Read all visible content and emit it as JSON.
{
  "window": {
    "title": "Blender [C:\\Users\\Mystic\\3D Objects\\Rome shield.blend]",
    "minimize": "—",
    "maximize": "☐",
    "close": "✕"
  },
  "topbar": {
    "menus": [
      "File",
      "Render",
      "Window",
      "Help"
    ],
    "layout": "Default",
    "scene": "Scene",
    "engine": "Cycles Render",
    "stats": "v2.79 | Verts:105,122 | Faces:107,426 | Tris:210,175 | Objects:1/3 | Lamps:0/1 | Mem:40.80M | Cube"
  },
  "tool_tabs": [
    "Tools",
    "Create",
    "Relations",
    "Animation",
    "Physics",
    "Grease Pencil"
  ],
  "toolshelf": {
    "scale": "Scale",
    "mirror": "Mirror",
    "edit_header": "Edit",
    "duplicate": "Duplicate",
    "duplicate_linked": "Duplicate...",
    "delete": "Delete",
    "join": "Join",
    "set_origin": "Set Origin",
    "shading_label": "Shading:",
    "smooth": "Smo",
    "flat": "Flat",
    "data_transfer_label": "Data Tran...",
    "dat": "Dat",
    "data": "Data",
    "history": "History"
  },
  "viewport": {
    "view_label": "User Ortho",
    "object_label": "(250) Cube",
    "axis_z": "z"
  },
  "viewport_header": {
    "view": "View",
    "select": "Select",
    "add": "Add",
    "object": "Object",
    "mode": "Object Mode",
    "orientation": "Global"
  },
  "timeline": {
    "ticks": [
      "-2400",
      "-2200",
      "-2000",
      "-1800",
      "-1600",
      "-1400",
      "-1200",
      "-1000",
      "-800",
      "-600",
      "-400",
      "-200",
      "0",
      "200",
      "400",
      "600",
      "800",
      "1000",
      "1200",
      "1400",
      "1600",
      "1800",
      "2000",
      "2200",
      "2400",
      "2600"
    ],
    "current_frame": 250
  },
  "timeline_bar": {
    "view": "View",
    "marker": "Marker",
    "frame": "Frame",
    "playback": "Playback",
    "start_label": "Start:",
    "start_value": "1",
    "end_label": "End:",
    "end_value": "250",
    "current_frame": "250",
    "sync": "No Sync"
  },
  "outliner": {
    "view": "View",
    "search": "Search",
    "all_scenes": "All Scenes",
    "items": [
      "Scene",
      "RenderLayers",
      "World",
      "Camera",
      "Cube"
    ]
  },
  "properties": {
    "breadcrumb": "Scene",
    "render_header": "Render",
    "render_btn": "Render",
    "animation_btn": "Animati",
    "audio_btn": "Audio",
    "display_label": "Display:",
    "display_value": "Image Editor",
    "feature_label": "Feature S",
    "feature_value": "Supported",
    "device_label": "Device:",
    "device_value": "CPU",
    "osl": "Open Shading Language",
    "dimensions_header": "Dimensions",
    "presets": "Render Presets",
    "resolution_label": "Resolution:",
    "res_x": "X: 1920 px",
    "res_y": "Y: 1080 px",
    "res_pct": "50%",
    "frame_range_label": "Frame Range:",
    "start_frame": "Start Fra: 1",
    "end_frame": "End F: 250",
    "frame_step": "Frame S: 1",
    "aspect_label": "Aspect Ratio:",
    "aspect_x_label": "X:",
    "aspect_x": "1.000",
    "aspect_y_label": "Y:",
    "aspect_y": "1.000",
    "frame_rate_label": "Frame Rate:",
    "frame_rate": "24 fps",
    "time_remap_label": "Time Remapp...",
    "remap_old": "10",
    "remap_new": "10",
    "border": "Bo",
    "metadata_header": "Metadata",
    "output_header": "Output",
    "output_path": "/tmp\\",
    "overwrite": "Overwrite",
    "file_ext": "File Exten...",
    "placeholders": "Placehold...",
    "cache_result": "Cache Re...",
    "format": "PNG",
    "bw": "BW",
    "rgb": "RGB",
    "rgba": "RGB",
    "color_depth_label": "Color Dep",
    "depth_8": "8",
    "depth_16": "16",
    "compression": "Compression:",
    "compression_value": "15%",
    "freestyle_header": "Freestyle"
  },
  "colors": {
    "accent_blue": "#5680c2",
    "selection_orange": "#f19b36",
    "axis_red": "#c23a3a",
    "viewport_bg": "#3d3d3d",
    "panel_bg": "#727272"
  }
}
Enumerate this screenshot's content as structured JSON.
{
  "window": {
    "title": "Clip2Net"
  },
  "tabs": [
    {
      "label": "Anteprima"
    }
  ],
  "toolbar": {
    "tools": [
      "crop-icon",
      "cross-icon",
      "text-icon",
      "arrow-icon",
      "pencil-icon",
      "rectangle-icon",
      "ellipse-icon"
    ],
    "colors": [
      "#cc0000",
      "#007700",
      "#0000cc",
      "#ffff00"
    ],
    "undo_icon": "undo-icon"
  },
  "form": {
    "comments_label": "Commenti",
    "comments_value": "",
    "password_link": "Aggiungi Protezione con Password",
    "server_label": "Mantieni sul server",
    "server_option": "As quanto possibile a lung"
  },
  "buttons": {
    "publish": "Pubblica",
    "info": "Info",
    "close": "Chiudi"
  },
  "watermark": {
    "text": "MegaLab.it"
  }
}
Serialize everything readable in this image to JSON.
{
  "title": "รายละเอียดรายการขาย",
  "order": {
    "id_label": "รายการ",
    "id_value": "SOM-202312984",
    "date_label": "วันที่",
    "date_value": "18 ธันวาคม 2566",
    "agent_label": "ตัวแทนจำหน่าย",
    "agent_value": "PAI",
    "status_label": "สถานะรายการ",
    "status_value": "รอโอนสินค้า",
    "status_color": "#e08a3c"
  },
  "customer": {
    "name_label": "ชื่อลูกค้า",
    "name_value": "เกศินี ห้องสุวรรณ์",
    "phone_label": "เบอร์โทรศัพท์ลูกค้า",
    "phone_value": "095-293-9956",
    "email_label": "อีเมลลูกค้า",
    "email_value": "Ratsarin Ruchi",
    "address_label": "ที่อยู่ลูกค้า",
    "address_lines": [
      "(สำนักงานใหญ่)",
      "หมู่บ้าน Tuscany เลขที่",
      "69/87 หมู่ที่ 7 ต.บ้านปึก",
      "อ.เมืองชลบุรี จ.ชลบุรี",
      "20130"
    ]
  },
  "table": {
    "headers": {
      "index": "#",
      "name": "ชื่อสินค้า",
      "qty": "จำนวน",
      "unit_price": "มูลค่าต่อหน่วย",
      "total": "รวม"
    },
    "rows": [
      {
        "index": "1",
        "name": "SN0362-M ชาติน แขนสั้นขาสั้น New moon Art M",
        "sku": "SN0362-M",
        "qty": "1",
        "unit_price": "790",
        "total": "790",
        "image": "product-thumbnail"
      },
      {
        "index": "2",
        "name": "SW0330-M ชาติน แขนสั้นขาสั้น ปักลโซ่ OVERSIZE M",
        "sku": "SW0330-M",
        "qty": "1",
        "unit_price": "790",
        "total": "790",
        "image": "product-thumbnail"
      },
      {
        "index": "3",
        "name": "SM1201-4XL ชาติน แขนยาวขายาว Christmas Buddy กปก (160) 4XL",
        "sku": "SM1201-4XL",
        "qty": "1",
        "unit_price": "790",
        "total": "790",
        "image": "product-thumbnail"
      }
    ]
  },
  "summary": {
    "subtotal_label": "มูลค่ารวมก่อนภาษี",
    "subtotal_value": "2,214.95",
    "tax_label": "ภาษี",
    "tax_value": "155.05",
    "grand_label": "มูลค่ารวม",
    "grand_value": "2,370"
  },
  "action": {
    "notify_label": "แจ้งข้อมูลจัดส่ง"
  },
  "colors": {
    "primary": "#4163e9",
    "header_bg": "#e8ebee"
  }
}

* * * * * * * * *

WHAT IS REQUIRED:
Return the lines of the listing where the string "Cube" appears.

WRITTEN ANSWER:
    "stats": "v2.79 | Verts:105,122 | Faces:107,426 | Tris:210,175 | Objects:1/3 | Lamps:0/1 | Mem:40.80M | Cube"
    "object_label": "(250) Cube",
      "Cube"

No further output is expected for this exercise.